(BIVN) – On Friday, the final Drought Information Statement was issued by the National Weather Service in Honolulu, at least until severe drought returns to the main Hawaiian Islands.
“Above average rainfall during September, which included the impact of Tropical Storm Olivia, brought continued relief to the remaining leeward areas still affected by drought conditions,” the National Weather Service stated. “Thus, severe drought, or the D2 category on the U.S. Drought Monitor Map, has eased to moderate drought, or the D1 category over the lower leeward slopes of west Maui and the South Kohala and North Kona Districts of the Big Island. It is expected that even these remaining D1 areas will be removed soon as vegetation continues to recover.”
Pastures and general vegetation over the lower elevations of the South Kohala and North Kona Districts have been improving, and it is expected that drought conditions will soon be completely eliminated, the NWS statement says.
“Data from the U.S. Geological Survey indicated that most of the monitored streams across the state had flow levels in the above normal to high flow percentile classes,” the Drought Information Statement says. “Based on the precipitation outlook, flow levels are expected to decrease by late 2018.”
A transition to El Niño conditions still looms on the horizon.

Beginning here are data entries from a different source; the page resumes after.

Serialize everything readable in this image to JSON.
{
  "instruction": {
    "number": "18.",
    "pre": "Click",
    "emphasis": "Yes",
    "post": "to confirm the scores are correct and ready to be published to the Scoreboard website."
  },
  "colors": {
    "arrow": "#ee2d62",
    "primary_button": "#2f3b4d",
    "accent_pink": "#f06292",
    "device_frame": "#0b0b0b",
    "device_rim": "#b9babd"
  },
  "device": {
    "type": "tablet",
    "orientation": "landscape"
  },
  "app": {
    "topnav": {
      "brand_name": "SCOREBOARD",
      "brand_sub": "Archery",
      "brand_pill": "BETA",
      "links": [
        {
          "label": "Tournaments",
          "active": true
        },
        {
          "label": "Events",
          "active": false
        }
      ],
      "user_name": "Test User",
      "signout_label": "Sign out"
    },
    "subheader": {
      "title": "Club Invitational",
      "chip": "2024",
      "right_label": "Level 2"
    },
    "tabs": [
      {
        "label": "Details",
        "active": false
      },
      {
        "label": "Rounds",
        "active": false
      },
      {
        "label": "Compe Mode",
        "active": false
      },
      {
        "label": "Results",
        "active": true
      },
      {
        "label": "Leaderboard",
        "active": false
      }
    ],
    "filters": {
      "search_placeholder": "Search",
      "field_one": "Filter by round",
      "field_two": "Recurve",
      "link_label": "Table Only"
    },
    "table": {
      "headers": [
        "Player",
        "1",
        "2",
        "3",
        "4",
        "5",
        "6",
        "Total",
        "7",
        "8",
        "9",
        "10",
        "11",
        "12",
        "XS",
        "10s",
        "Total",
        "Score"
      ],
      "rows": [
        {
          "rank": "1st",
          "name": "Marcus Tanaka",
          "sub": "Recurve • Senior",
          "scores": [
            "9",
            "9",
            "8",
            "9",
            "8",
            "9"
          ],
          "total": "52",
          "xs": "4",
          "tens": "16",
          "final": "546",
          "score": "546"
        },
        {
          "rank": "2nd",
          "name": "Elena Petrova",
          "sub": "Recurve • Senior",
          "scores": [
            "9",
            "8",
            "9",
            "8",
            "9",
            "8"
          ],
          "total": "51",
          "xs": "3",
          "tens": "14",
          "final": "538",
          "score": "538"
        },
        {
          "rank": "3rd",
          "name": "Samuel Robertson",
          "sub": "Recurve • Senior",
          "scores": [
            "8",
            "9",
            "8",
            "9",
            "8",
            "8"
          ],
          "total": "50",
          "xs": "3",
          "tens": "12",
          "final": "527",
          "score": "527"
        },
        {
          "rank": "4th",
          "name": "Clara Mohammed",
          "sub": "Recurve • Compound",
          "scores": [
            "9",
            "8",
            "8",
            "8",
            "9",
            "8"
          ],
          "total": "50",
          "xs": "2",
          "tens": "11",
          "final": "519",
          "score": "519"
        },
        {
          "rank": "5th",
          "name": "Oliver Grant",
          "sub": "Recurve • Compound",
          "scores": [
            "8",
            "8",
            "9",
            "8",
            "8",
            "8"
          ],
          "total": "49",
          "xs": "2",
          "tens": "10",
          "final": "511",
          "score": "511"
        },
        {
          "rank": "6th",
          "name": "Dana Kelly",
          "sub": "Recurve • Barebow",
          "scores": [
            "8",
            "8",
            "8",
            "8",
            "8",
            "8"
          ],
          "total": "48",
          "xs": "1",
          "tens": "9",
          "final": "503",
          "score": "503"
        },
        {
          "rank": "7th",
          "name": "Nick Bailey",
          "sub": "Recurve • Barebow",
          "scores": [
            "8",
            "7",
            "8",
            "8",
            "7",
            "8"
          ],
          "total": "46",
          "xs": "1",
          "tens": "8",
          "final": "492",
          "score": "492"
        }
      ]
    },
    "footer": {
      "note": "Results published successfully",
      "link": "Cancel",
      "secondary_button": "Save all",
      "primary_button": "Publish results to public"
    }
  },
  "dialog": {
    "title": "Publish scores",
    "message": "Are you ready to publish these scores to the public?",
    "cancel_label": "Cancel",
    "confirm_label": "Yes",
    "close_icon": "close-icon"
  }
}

According to the NOAA Climate Prediction Center, “ENSO-neutral conditions are present in the Pacific Ocean but probabilities favor a transition to El Nino conditions by the end of 2018.” As a result, probabilities favor below normal rainfall for the upcoming winter and spring months.
The forecasted persistence of above average sea surface temperatures around the Hawaiian Islands should also keep temperatures across the entire state above normal into early 2019, NOAA says.